* **Listed records**:
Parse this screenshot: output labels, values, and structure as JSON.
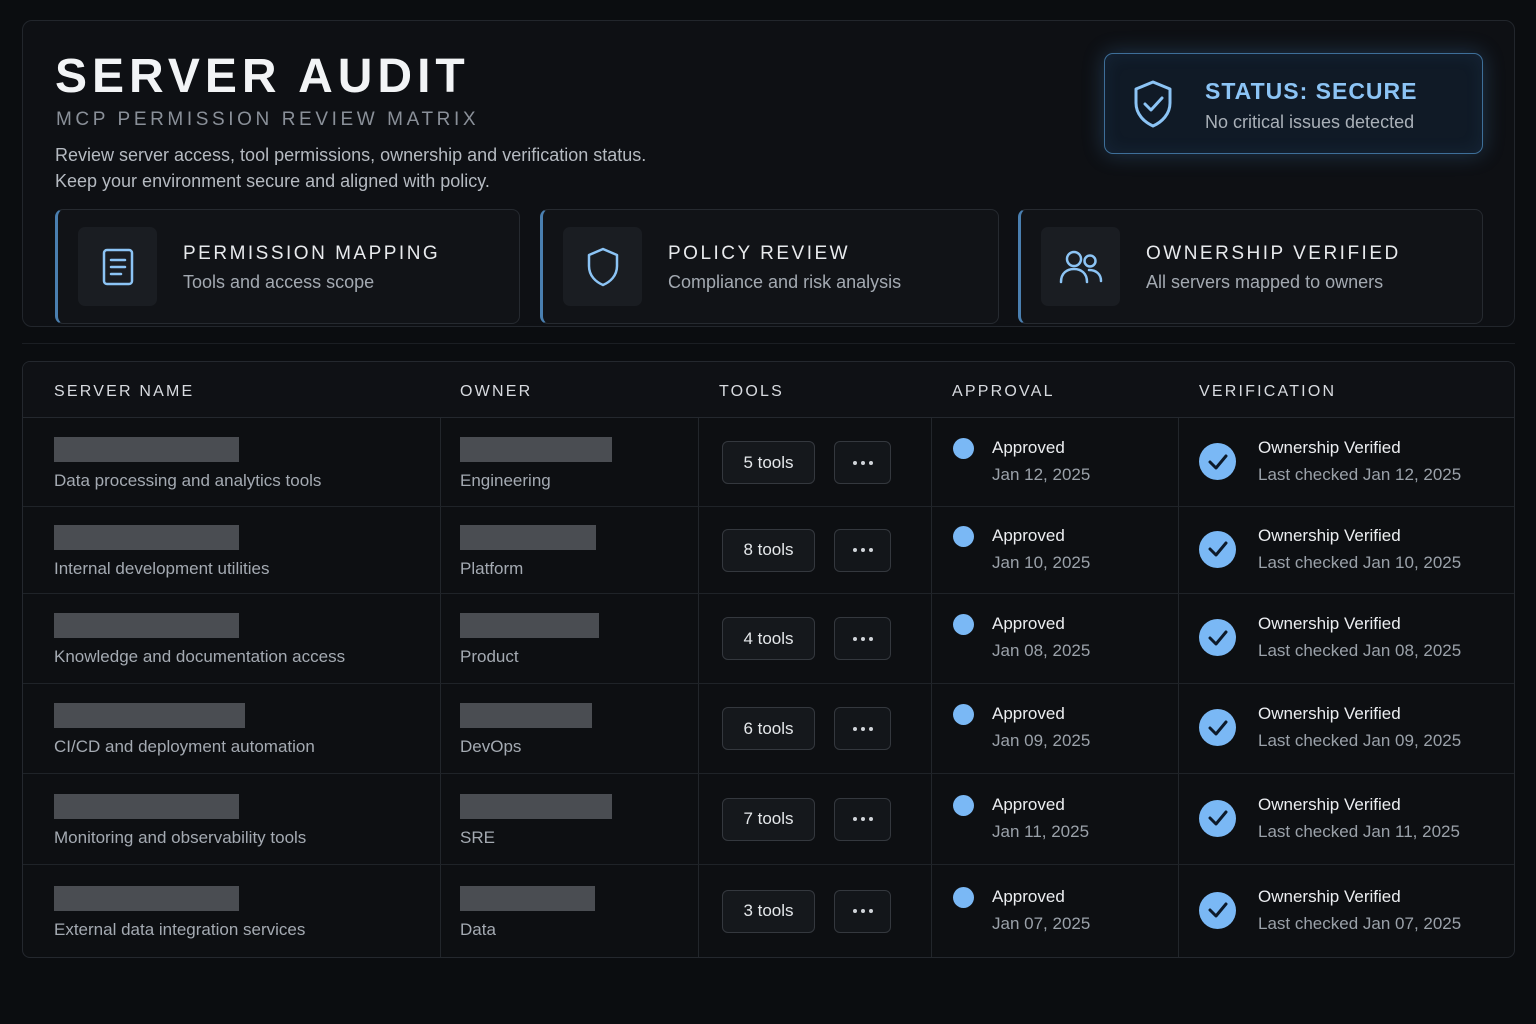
{
  "header": {
    "title": "SERVER AUDIT",
    "subtitle": "MCP PERMISSION REVIEW MATRIX",
    "description_line1": "Review server access, tool permissions, ownership and verification status.",
    "description_line2": "Keep your environment secure and aligned with policy."
  },
  "status": {
    "title": "STATUS: SECURE",
    "subtitle": "No critical issues detected",
    "icon": "shield-check-icon",
    "accent": "#8cc4f5"
  },
  "features": [
    {
      "title": "PERMISSION MAPPING",
      "subtitle": "Tools and access scope",
      "icon": "document-icon"
    },
    {
      "title": "POLICY REVIEW",
      "subtitle": "Compliance and risk analysis",
      "icon": "shield-icon"
    },
    {
      "title": "OWNERSHIP VERIFIED",
      "subtitle": "All servers mapped to owners",
      "icon": "users-icon"
    }
  ],
  "table": {
    "columns": [
      "SERVER NAME",
      "OWNER",
      "TOOLS",
      "APPROVAL",
      "VERIFICATION"
    ],
    "rows": [
      {
        "description": "Data processing and analytics tools",
        "owner": "Engineering",
        "tools": "5 tools",
        "approval": "Approved",
        "approval_date": "Jan 12, 2025",
        "verification": "Ownership Verified",
        "verification_date": "Last checked Jan 12, 2025"
      },
      {
        "description": "Internal development utilities",
        "owner": "Platform",
        "tools": "8 tools",
        "approval": "Approved",
        "approval_date": "Jan 10, 2025",
        "verification": "Ownership Verified",
        "verification_date": "Last checked Jan 10, 2025"
      },
      {
        "description": "Knowledge and documentation access",
        "owner": "Product",
        "tools": "4 tools",
        "approval": "Approved",
        "approval_date": "Jan 08, 2025",
        "verification": "Ownership Verified",
        "verification_date": "Last checked Jan 08, 2025"
      },
      {
        "description": "CI/CD and deployment automation",
        "owner": "DevOps",
        "tools": "6 tools",
        "approval": "Approved",
        "approval_date": "Jan 09, 2025",
        "verification": "Ownership Verified",
        "verification_date": "Last checked Jan 09, 2025"
      },
      {
        "description": "Monitoring and observability tools",
        "owner": "SRE",
        "tools": "7 tools",
        "approval": "Approved",
        "approval_date": "Jan 11, 2025",
        "verification": "Ownership Verified",
        "verification_date": "Last checked Jan 11, 2025"
      },
      {
        "description": "External data integration services",
        "owner": "Data",
        "tools": "3 tools",
        "approval": "Approved",
        "approval_date": "Jan 07, 2025",
        "verification": "Ownership Verified",
        "verification_date": "Last checked Jan 07, 2025"
      }
    ],
    "more_label": "···",
    "approval_color": "#7ab8f5",
    "verified_color": "#7ab8f5"
  }
}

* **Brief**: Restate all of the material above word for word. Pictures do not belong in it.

* **Answer area**:
Parse this screenshot: output labels, values, and structure as JSON.
{
  "header": {
    "title": "SERVER AUDIT",
    "subtitle": "MCP PERMISSION REVIEW MATRIX",
    "description_line1": "Review server access, tool permissions, ownership and verification status.",
    "description_line2": "Keep your environment secure and aligned with policy."
  },
  "status": {
    "title": "STATUS: SECURE",
    "subtitle": "No critical issues detected",
    "icon": "shield-check-icon",
    "accent": "#8cc4f5"
  },
  "features": [
    {
      "title": "PERMISSION MAPPING",
      "subtitle": "Tools and access scope",
      "icon": "document-icon"
    },
    {
      "title": "POLICY REVIEW",
      "subtitle": "Compliance and risk analysis",
      "icon": "shield-icon"
    },
    {
      "title": "OWNERSHIP VERIFIED",
      "subtitle": "All servers mapped to owners",
      "icon": "users-icon"
    }
  ],
  "table": {
    "columns": [
      "SERVER NAME",
      "OWNER",
      "TOOLS",
      "APPROVAL",
      "VERIFICATION"
    ],
    "rows": [
      {
        "description": "Data processing and analytics tools",
        "owner": "Engineering",
        "tools": "5 tools",
        "approval": "Approved",
        "approval_date": "Jan 12, 2025",
        "verification": "Ownership Verified",
        "verification_date": "Last checked Jan 12, 2025"
      },
      {
        "description": "Internal development utilities",
        "owner": "Platform",
        "tools": "8 tools",
        "approval": "Approved",
        "approval_date": "Jan 10, 2025",
        "verification": "Ownership Verified",
        "verification_date": "Last checked Jan 10, 2025"
      },
      {
        "description": "Knowledge and documentation access",
        "owner": "Product",
        "tools": "4 tools",
        "approval": "Approved",
        "approval_date": "Jan 08, 2025",
        "verification": "Ownership Verified",
        "verification_date": "Last checked Jan 08, 2025"
      },
      {
        "description": "CI/CD and deployment automation",
        "owner": "DevOps",
        "tools": "6 tools",
        "approval": "Approved",
        "approval_date": "Jan 09, 2025",
        "verification": "Ownership Verified",
        "verification_date": "Last checked Jan 09, 2025"
      },
      {
        "description": "Monitoring and observability tools",
        "owner": "SRE",
        "tools": "7 tools",
        "approval": "Approved",
        "approval_date": "Jan 11, 2025",
        "verification": "Ownership Verified",
        "verification_date": "Last checked Jan 11, 2025"
      },
      {
        "description": "External data integration services",
        "owner": "Data",
        "tools": "3 tools",
        "approval": "Approved",
        "approval_date": "Jan 07, 2025",
        "verification": "Ownership Verified",
        "verification_date": "Last checked Jan 07, 2025"
      }
    ],
    "more_label": "···",
    "approval_color": "#7ab8f5",
    "verified_color": "#7ab8f5"
  }
}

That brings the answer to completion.